*ENTRIES SUPPLIED*.
:::::

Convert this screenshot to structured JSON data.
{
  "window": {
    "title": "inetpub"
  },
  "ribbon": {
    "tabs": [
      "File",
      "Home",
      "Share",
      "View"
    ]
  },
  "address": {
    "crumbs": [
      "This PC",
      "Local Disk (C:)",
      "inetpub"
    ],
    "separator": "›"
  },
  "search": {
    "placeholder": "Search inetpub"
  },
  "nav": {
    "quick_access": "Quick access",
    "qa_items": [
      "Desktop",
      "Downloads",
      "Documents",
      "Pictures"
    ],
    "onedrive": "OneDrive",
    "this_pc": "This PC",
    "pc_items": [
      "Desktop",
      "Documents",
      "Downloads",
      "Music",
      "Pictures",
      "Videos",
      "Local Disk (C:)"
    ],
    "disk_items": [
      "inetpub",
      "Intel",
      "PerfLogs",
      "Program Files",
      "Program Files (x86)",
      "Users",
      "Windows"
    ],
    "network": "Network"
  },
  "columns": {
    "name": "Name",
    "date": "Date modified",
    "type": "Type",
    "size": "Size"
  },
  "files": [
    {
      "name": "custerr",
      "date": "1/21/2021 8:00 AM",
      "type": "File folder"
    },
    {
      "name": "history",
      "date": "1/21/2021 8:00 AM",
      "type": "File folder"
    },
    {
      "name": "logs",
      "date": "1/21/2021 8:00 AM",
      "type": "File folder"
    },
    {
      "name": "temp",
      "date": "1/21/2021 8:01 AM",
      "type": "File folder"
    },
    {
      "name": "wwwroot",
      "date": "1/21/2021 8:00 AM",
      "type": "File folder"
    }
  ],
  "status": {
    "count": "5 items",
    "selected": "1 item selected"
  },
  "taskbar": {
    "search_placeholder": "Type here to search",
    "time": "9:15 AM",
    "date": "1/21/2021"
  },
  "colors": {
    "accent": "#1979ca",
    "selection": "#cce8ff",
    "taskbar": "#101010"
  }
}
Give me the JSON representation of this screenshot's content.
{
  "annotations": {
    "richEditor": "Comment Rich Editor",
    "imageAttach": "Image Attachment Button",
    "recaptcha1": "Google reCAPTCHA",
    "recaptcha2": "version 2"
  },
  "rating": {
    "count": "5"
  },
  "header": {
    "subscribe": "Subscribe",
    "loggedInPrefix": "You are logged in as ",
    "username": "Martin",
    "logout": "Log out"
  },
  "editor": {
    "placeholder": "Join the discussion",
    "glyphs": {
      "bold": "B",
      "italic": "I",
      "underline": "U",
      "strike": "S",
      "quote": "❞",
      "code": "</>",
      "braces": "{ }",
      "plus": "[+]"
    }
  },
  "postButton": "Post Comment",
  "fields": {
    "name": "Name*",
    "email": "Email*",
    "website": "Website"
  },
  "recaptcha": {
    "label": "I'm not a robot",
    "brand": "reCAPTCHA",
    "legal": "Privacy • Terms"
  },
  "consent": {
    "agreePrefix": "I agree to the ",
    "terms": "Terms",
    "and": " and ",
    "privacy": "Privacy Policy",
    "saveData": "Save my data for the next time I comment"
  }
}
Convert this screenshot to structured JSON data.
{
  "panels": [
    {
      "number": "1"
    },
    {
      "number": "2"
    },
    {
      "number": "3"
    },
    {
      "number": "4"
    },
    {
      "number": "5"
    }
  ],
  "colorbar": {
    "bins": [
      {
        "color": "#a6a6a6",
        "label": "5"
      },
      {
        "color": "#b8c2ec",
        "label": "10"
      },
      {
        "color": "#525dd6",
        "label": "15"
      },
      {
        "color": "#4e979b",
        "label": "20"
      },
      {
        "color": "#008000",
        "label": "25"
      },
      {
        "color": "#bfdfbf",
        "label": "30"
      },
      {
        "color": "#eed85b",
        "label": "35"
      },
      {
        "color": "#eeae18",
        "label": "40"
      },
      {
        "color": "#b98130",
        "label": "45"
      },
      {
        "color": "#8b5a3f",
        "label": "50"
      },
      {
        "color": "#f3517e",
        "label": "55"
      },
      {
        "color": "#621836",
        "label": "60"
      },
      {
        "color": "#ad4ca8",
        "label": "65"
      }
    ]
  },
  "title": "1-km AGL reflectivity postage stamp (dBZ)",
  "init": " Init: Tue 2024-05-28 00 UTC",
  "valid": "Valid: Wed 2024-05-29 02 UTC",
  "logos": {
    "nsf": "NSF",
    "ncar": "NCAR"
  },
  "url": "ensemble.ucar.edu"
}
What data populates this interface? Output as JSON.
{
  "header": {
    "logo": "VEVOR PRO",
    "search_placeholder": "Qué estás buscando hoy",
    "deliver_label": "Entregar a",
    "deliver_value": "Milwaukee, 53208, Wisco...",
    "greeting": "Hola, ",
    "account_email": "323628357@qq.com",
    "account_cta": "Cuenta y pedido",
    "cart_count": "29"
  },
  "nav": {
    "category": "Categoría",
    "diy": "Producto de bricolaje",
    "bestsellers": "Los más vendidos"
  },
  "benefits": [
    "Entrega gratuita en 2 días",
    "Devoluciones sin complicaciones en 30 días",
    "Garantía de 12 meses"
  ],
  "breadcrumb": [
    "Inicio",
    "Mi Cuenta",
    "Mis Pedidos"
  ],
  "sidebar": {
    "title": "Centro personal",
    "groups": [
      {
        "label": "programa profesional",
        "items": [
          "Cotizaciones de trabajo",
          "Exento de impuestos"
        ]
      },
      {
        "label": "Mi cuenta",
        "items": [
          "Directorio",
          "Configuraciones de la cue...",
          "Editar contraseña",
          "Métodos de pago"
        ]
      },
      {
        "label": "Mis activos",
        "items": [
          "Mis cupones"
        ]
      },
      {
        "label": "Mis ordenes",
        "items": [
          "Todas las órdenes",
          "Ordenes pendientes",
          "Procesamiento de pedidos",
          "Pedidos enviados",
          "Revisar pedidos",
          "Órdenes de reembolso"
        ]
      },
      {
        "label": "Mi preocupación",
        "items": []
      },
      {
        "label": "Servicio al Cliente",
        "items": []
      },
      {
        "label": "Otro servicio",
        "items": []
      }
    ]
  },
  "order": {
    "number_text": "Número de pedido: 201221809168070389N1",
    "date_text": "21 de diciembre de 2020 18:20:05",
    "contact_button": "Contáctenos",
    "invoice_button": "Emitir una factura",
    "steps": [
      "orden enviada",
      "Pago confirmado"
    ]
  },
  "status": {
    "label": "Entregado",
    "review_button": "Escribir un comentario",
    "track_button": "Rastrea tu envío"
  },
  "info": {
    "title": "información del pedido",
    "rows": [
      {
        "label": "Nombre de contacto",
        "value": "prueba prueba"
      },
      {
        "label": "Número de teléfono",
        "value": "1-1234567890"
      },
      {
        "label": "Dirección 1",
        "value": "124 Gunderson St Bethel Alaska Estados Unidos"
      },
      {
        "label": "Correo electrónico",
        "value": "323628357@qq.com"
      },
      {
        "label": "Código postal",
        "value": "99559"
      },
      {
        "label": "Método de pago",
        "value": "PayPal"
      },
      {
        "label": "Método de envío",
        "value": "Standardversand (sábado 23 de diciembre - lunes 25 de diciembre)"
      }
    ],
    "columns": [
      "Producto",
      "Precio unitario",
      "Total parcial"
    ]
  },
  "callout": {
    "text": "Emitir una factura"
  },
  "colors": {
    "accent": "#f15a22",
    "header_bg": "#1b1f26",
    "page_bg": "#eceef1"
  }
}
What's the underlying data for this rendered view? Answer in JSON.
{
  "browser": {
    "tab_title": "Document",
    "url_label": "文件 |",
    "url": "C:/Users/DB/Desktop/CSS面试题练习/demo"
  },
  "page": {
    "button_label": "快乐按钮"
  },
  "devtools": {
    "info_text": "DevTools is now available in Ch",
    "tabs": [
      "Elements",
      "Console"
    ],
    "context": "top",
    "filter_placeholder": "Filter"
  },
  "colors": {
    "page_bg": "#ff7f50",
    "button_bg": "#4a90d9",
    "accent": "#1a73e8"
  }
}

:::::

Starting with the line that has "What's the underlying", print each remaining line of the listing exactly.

What's the underlying data for this rendered view? Answer in JSON.
{
  "browser": {
    "tab_title": "Document",
    "url_label": "文件 |",
    "url": "C:/Users/DB/Desktop/CSS面试题练习/demo"
  },
  "page": {
    "button_label": "快乐按钮"
  },
  "devtools": {
    "info_text": "DevTools is now available in Ch",
    "tabs": [
      "Elements",
      "Console"
    ],
    "context": "top",
    "filter_placeholder": "Filter"
  },
  "colors": {
    "page_bg": "#ff7f50",
    "button_bg": "#4a90d9",
    "accent": "#1a73e8"
  }
}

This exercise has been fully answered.